===== Records supplied

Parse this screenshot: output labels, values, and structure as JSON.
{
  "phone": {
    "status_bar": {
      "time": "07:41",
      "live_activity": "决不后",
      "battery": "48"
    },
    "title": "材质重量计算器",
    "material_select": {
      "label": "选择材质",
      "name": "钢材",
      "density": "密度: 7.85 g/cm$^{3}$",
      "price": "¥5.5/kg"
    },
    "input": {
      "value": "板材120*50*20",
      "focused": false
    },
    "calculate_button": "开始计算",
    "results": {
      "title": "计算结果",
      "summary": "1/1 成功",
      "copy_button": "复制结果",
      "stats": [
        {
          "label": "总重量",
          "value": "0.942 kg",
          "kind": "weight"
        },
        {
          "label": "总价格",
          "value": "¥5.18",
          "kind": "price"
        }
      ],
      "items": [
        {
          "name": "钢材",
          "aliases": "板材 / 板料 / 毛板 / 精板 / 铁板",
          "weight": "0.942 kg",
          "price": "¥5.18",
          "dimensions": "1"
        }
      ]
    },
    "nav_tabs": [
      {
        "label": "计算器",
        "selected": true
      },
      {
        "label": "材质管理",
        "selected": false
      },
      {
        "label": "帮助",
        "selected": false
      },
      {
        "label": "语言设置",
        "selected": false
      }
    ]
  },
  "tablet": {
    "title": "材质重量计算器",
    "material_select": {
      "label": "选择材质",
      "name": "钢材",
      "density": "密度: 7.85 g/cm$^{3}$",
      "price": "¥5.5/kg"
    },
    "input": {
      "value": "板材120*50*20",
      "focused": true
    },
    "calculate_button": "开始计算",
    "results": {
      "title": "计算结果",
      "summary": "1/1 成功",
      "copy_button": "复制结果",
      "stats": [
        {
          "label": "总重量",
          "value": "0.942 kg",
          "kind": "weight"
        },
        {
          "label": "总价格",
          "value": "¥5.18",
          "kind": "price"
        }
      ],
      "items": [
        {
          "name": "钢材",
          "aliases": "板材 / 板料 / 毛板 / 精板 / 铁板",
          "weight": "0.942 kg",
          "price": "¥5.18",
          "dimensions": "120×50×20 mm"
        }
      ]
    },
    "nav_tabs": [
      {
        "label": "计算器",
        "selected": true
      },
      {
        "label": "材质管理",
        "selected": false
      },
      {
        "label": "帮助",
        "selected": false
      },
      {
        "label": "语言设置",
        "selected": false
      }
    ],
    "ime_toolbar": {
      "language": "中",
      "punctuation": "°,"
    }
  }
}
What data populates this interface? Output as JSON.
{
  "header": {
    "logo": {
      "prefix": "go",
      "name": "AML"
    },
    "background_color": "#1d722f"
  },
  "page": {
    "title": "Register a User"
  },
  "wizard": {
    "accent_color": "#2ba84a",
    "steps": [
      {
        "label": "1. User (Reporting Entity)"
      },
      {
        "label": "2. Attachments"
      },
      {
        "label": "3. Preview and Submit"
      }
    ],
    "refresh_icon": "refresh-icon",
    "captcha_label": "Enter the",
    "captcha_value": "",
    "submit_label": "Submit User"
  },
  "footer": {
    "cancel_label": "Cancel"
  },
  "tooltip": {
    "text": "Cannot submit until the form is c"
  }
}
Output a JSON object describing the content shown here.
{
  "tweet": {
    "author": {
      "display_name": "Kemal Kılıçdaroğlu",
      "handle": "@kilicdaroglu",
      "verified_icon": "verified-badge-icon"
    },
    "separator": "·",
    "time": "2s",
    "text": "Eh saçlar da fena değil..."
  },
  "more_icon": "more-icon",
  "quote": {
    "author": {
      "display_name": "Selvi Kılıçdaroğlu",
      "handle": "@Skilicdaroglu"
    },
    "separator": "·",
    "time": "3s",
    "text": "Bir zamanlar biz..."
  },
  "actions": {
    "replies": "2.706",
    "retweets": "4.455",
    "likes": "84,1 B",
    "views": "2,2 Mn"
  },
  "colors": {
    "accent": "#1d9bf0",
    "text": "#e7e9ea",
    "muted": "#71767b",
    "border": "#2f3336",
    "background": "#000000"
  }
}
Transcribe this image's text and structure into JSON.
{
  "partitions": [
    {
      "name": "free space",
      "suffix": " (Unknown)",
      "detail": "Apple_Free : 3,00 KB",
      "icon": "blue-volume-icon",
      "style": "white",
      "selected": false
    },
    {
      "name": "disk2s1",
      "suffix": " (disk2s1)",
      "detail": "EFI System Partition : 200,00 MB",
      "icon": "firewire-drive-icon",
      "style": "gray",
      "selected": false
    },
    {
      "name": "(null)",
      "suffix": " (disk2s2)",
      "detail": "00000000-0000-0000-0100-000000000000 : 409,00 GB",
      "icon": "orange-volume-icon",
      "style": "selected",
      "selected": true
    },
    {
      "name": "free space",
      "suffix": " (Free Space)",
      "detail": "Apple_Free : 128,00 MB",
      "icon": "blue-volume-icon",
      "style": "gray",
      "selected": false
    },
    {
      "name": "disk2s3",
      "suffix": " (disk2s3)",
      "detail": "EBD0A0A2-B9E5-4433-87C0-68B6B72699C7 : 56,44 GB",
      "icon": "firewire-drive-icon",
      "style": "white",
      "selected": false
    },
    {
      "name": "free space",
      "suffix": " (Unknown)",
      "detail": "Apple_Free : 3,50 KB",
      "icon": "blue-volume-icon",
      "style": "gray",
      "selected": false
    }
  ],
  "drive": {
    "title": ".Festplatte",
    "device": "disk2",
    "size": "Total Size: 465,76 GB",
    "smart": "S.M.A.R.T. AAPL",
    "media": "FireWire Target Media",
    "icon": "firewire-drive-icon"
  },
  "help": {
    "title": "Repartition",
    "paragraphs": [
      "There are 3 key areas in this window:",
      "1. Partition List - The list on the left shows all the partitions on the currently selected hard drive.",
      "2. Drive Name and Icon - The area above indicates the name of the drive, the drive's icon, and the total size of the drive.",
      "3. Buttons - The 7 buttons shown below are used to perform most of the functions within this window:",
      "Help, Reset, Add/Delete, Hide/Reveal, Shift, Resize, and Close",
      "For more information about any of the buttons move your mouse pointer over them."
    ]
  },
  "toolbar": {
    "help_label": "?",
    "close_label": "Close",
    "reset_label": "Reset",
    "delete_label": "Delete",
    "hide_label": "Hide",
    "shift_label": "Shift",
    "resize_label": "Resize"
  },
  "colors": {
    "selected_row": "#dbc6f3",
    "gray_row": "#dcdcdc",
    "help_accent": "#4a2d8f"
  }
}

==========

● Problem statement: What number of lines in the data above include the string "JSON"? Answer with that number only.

● Written answer: 4